‘It is vitally important to learn lessons from every road traffic collision and we will continue to build on the work and safety improvements already under way, taking all the necessary steps to help drivers and passengers feel and be safe.’
Last month, Prime Minister Rishi Sunak faced renewed calls to scrap ‘death trap’ smart motorways.
Labour MP Sarah Champion highlighted figures suggesting 79 people have been killed on such roads.
Awful toll of roads where drivers who break down have no escape
The grandmother, 62, died after her broken down car was hit on the M1 in South Yorkshire in 2018.
Mrs Begum was being driven by husband Mohammed Bashir, 67. They left their Nissan Qashqai to wait for help but another car hit the vehicle, sending it into her.
A pre-inquest review hearing in December was told that warning signs on the motorway had not been activated in time to stop drivers entering the lane where the couple had broken down.
A coroner is considering referring Highways England to the Crown Prosecution Service in what would be a landmark case.
The eight-year-old was killed on the M6 in Birmingham in 2018 after his family’s car became stranded on a hard shoulder being used as a live lane.
At the inquest into the youngster’s death, coroner Emma Brown expressed concerns about the ‘risk to life from the loss of the hard shoulder’.

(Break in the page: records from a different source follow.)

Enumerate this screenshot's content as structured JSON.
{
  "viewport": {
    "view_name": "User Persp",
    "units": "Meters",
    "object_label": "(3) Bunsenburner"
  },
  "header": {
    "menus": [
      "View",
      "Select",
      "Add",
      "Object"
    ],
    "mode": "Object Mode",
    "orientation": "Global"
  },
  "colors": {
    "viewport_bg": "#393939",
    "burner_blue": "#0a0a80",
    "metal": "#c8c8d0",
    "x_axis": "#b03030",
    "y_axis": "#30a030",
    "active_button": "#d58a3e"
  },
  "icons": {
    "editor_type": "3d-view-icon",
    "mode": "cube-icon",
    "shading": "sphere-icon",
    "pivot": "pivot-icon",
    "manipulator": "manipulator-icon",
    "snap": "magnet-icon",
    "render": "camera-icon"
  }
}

After the inquest his mother Meera, from Leicester, said that without changes, she believes smart motorways ‘still continue to pose threats to lives on a daily basis’.
SEVIM AND AYSE USTUN
Sevim Ustun, 49, and mother-in-law Ayse Ustun, 68, died after their family car broke down on the M25 in Essex in 2018 and was struck by a lorry.
Overhead gantry signs did not close the lane or warn of a broken down vehicle. A ten-year-old girl also suffered life-changing injuries. Police were urged to prosecute Highways England for corporate manslaughter.
The retired engineer, 83, was killed after pulling up when his car had tyre problems on the M1 in north Derbyshire in 2019.
His Volkswagen Crafter van came to a halt in the first lane of the motorway, formerly the hard shoulder. It was hit by a Ford Ka, which was then struck by a coach.
His widow Sally said: ‘If there had been a hard shoulder, my husband would still be alive.’
Source: Read Full Article